▶ EXERCISE AIM: Take each line of the records below that contains the string "Ctrl" and copy it.

# # #

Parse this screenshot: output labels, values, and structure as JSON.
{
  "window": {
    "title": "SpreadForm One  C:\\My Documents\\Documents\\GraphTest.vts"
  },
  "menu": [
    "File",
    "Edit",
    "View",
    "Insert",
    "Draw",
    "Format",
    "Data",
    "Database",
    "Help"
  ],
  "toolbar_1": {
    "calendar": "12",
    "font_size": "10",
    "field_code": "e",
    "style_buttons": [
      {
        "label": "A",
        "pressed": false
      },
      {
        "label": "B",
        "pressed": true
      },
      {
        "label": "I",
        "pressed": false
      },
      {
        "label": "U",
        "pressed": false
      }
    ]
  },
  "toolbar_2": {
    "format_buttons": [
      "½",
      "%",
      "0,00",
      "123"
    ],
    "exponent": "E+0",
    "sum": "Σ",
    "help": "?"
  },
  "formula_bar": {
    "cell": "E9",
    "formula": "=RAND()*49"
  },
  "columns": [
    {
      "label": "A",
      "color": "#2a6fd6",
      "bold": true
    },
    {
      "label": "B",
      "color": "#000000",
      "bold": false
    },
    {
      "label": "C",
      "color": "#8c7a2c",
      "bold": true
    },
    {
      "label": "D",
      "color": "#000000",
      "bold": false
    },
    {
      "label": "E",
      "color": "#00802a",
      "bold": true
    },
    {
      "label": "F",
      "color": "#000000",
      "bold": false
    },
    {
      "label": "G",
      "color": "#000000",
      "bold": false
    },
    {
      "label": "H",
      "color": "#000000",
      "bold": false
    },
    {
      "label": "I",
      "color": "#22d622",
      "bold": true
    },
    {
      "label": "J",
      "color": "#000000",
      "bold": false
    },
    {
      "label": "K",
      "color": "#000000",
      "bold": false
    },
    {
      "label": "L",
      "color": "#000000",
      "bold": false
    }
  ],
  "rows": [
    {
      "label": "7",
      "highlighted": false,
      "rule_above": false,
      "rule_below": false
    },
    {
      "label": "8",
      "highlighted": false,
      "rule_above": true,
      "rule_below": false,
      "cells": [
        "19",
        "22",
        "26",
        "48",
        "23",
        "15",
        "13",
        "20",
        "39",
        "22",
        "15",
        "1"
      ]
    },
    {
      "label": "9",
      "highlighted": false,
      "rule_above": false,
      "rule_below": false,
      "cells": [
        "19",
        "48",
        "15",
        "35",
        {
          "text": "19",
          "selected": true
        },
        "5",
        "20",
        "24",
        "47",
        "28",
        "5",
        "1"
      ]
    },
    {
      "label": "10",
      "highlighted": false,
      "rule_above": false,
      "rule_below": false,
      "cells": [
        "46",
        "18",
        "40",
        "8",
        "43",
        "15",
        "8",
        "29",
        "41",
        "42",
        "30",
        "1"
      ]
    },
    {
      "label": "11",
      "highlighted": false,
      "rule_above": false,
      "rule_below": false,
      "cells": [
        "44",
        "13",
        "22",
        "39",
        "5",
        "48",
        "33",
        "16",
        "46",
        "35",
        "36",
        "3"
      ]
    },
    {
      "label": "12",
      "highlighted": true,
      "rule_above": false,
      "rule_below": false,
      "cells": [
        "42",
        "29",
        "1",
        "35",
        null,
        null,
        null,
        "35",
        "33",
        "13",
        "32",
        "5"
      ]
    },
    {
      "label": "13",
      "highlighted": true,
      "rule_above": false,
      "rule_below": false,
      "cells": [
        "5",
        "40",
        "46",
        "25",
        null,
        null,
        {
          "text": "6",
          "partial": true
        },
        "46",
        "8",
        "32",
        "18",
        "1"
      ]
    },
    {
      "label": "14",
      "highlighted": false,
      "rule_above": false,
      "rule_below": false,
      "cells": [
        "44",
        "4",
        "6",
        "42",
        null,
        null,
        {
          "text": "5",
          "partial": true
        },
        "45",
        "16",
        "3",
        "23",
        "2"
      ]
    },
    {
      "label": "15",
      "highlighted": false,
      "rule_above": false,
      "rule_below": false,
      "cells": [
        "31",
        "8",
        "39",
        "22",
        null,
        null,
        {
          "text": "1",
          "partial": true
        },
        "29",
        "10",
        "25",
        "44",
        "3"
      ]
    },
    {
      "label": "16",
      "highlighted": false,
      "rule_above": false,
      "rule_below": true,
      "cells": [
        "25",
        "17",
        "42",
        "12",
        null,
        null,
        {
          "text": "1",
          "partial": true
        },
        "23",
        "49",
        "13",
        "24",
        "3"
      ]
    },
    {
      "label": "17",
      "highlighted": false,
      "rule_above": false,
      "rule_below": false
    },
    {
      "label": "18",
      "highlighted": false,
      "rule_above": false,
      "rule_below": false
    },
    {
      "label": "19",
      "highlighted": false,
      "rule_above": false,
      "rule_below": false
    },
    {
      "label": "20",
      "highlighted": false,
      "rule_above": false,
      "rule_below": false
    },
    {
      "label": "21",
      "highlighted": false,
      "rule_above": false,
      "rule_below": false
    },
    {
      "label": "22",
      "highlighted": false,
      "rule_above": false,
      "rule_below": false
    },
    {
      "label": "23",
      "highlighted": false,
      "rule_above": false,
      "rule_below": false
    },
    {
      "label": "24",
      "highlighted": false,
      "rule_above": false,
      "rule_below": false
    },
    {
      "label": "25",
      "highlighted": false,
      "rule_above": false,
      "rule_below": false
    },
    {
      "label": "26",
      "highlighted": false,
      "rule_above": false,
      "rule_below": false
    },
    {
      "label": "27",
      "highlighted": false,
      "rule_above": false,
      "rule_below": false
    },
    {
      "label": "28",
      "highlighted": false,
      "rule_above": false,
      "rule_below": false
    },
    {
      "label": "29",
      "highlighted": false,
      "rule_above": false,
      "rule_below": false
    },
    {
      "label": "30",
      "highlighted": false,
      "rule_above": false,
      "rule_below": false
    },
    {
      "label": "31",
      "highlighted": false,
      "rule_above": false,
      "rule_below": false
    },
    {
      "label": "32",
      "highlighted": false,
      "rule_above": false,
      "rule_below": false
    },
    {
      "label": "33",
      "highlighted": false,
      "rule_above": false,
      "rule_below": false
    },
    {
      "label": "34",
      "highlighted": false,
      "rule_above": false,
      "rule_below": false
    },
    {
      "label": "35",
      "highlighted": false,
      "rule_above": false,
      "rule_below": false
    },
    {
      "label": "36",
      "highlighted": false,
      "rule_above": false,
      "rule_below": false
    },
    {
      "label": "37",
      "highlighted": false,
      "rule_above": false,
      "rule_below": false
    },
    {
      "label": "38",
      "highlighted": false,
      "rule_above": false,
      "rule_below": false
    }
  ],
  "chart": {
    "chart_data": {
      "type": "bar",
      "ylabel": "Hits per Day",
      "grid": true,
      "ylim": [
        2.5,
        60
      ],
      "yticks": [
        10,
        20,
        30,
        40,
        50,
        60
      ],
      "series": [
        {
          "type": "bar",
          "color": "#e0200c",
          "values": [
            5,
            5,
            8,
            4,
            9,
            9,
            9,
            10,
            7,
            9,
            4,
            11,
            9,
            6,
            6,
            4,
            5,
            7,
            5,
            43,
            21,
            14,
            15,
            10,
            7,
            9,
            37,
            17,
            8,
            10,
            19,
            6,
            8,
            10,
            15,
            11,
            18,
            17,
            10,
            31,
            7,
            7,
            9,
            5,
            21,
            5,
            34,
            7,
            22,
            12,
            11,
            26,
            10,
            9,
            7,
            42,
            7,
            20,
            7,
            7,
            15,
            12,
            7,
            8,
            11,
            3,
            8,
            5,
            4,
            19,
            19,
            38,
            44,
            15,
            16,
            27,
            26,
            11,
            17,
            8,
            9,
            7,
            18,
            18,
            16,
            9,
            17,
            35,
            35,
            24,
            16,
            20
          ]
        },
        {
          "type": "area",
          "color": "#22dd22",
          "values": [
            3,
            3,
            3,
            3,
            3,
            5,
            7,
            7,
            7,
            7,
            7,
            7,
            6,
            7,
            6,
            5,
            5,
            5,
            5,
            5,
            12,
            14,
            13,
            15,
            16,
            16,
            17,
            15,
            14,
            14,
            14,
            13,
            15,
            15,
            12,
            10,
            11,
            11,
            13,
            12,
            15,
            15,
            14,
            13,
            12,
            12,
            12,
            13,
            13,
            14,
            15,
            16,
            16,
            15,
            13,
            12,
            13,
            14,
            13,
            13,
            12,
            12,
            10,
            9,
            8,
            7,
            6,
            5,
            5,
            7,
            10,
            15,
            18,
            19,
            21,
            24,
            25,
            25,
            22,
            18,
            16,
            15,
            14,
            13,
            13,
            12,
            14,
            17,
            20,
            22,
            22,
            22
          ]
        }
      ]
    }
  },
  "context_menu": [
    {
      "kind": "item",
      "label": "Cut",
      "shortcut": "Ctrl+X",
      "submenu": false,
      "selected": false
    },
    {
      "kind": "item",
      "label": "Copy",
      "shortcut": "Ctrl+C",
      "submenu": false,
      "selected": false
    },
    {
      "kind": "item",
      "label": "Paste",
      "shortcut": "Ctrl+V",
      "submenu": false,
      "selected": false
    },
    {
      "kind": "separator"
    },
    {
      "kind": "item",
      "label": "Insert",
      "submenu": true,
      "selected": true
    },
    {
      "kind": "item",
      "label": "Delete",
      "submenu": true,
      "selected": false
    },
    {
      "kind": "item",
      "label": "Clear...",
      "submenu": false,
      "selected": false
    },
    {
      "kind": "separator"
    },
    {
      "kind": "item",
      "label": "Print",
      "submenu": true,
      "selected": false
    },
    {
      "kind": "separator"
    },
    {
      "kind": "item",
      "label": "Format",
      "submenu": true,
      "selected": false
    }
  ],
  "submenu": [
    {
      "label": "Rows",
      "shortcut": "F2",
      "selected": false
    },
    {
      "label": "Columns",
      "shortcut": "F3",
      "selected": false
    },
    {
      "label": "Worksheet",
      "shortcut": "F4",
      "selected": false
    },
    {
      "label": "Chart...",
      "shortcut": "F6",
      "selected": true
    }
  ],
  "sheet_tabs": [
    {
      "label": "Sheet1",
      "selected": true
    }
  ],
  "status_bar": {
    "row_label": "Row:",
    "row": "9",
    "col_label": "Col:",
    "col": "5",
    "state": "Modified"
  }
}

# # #

▶ TASK ANSWER:
      "shortcut": "Ctrl+X",
      "shortcut": "Ctrl+C",
      "shortcut": "Ctrl+V",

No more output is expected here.